We thank individuals with MS in Australia and New Zealand for supporting this research. We are grateful to M. Tanner for database management and J. Wright and C. Remediakis from Multiple Sclerosis Research Australia (MSRA) for expediting this research. J.P.R. and M.B. are supported by Career Development Awards from The National Health and Medical Research Council of Australia (NHMRC). M.A.B. is an NHMRC Principal Research Fellow. H.B. is an NHMRC Peter Doherty Post-doctoral Fellow. J.F. is an MSRA Post-doctoral Fellow. M.B.C. is supported by a grant from the John Hunter Hospital Charitable Trust Fund and a special grant from Macquarie Bank. Replication genotyping was conducted at the Murdoch Children's Research Institute Sequenom Platform Facility. This work was supported by MSRA, John T. Reid Charitable Trusts, Trish MS Research Foundation and the Australian Research Council, under the Linkage Projects Scheme (LP0776744).

Author information

Correspondence to Justin P Rubio or (Chair) Justin P Rubio or Justin P Rubio.

Additional information

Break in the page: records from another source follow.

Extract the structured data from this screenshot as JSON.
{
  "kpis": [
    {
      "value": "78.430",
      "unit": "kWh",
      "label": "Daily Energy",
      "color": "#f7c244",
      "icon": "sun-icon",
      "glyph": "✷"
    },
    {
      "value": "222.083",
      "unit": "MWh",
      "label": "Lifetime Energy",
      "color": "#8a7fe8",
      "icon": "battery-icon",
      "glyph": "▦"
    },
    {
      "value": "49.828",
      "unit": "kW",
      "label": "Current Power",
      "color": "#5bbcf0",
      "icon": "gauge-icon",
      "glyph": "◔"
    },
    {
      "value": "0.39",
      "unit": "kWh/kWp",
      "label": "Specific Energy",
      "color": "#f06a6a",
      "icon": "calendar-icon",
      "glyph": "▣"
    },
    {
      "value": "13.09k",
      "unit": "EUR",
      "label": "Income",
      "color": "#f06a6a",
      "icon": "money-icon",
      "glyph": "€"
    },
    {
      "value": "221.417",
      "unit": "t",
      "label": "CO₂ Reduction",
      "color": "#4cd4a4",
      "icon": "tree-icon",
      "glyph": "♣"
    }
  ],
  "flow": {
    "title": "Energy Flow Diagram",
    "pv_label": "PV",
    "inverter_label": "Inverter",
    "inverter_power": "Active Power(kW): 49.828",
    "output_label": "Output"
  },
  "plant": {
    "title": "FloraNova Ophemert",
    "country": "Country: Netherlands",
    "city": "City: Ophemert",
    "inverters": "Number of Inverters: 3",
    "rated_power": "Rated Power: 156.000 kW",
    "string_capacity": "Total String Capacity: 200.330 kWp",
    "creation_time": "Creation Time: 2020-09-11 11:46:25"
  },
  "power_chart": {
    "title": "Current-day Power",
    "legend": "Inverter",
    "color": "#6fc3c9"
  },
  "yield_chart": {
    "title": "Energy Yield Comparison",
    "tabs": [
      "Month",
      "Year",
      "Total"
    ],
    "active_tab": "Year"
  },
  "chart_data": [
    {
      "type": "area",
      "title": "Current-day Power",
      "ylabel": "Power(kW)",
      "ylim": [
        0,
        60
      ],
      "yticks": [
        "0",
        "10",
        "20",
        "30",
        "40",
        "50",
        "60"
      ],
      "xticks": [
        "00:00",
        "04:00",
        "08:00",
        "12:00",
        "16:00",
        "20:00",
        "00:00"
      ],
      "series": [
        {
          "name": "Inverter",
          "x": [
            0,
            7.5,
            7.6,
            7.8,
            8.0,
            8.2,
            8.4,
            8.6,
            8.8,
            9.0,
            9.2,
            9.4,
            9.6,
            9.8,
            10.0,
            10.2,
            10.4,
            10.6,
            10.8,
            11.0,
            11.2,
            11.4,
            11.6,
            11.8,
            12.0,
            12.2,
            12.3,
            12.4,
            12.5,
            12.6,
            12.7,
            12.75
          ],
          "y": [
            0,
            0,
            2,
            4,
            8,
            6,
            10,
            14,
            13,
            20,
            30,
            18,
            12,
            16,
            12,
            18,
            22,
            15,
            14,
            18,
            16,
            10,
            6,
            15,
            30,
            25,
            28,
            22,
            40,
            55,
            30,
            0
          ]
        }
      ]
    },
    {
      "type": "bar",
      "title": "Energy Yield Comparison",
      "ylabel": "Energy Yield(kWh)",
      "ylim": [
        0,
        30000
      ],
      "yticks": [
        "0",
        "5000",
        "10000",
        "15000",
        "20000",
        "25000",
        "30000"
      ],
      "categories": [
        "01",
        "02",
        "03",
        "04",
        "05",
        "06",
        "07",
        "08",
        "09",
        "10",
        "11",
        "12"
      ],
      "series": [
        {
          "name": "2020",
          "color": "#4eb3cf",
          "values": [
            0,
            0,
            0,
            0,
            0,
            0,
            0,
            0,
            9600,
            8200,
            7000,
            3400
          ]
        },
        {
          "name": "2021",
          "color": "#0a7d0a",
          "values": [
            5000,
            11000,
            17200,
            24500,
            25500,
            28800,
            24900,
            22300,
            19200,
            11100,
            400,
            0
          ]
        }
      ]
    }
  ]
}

A complete list of authors and affiliations is provided at the end of the article.

Supplementary information

Supplementary Text and Figures

Supplementary Tables 1–5, Supplementary Figures 1–3 and Supplementary Note (PDF 754 kb)

Rights and permissions

Reprints and Permissions

About this article

Further reading